When a New Jersey driver is charged with driving under the influence, there are many concerns and fears that will be a natural part of the process. Although DUI is a traffic offense in New Jersey, that doesn’t mean the penalties for a conviction are any less onerous. It is in the best interests of drivers – personally, professionally and financially – to do whatever is possible to have the charges dismissed, reduced, dropped or to be acquitted. With this in mind, it is imperative to have a qualified New Jersey DUI defense attorney who will know how to go about the process of crafting a sound defense. A major factor in that is discovery, which is when the evidence in the case will be provided to the defense attorney to sift through and look for weak spots that can be exploited in mounting a defense.
Process Of A DUI Arrest And Its Penalties
From the time a DUI traffic stop is initiated, it is important that the proper procedure is followed by the law enforcement officer in order to make the evidence valid. When a stop is made, the officer is not allowed to make it on a whim. There must be a justifiable reason for it. This can include witnessing a traffic violation, receiving a tip from a witness or simply seeing the driver behaving recklessly. Once the stop has been made, the officer will engage with the driver asking for the driver’s license and other information. This isn’t simply a formality as the officer will also look for signs of intoxication that can include an open bottle of alcohol or pills, slurred speech, glassy eyes and the smell of alcohol. If the officer still believes a DUI is being committed, the driver will be asked to take field sobriety tests.

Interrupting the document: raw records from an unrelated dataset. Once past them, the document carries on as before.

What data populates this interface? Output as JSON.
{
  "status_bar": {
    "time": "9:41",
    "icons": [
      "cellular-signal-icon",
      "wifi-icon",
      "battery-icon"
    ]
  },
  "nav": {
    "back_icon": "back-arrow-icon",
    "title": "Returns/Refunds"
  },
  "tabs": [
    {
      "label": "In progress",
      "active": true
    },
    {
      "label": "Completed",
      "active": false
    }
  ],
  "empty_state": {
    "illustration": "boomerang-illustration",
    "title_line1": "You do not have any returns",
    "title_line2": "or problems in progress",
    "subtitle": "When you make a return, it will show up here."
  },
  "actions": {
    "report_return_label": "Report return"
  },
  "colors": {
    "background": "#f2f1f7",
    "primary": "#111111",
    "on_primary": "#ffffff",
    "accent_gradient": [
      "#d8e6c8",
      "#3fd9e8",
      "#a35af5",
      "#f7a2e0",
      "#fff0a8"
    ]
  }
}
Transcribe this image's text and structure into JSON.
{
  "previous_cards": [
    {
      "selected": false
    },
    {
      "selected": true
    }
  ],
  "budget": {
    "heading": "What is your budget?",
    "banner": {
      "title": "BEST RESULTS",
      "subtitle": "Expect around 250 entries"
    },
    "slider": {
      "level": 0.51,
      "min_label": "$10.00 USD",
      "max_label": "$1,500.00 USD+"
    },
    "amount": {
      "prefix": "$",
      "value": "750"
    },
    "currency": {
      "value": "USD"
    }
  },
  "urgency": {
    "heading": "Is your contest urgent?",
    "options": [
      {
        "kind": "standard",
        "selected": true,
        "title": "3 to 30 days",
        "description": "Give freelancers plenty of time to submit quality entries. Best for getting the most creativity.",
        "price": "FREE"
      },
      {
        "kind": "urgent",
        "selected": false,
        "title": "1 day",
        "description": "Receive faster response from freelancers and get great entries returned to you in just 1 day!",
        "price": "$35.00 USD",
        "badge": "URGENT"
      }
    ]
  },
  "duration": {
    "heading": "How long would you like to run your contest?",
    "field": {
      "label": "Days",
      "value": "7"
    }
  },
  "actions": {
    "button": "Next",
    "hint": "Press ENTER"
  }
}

Field sobriety tests include the Walk and Turn test, the One-Leg Stand test and the Horizontal Gaze Nystagmus test. If the driver or a boater suspected of DUI performs poorly on these tests, the breath test will be given. If the driver is believed to be under the influence of drugs instead of alcohol, the officer will want to take the driver to the hospital to draw blood.
The breathalyzer test is used to determine blood alcohol content. If a driver age 21 or over registers 0.08% or above, that is over the legal limit. If the driver is under 21, the BAC must be 0.01%. A commercial driver must register 0.04% to warrant an arrest. Once the officer is making the arrest, the driver must be read his or her Miranda rights against self-incrimination. This is important to remember when it comes to the defense attorney and the discovery process.
Penalties for a DUI with a BAC of 0.08% or above are the following: a driver’s license suspension of three months; a fine of $250 to $400; an annual surcharge of $1,000 per year for three years; a $230 fee for the Intoxicated Driver Resource Center (IDRC); $100 for both the Alcohol Education and Rehabilitation Fund (AERF) and the drunk driving fund; $75 will go to the Neighborhood Services Fund; there can be up to 30 days in jail. With higher BAC levels and a DUI for drugs, the penalties are worse.
The Importance Of Discovery In A DUI Defense
A defense attorney in a DUI case will try to find any mistake – small or large – made by the arresting officer or during the entire process to try and have the charges dismissed or gain an acquittal. In general, the prosecution will provide the basic evidence relevant to the case to the defense lawyer. This will include the arrest report prepared by the officer and the documents of the blood or breath tests. The purpose of this is to give the defense attorney a fair opportunity to study the evidence. There are certain aspects of this discovery that the defense attorney will look through to find mistakes. For example, if the officer didn’t adhere to the 20 minute rule when observing the driver prior to giving the breath test, the results could have been compromised. The officer must be certified to give the test and the breathalyzer machine must be properly calibrated to make the test results valid. Witnesses will be listed, the video evidence – if any – will be part of the package.
In many instances, there is something in the initial discovery that will benefit the defense significantly and might lead to the charges being dropped or there being an acquittal. In others, however, the defense attorney will need more than the prosecution might be willing to give. It is then that a series of motions will be filed to garner more evidence. The records of the officer with complaints and disciplinary issues could be important. The aforementioned calibration records and certifications of the officer might not be part of the initial discovery phase, but could be major parts of a successful defense. The attorney might request that there be a split in the blood or urine tests. What this means is that the defense will be allowed to have an independent laboratory test the urine and blood to look for discrepancies or mistakes that might have been made.
People who are facing the penalties of a DUI conviction need to understand that there won’t be a dramatic courtroom scene in which a witness recants testimony or the officer or prosecutor are found to be corrupt. If there is to be an acquittal, the basis of it will be found during discovery and it takes an experienced defense attorney to follow the process of finding it.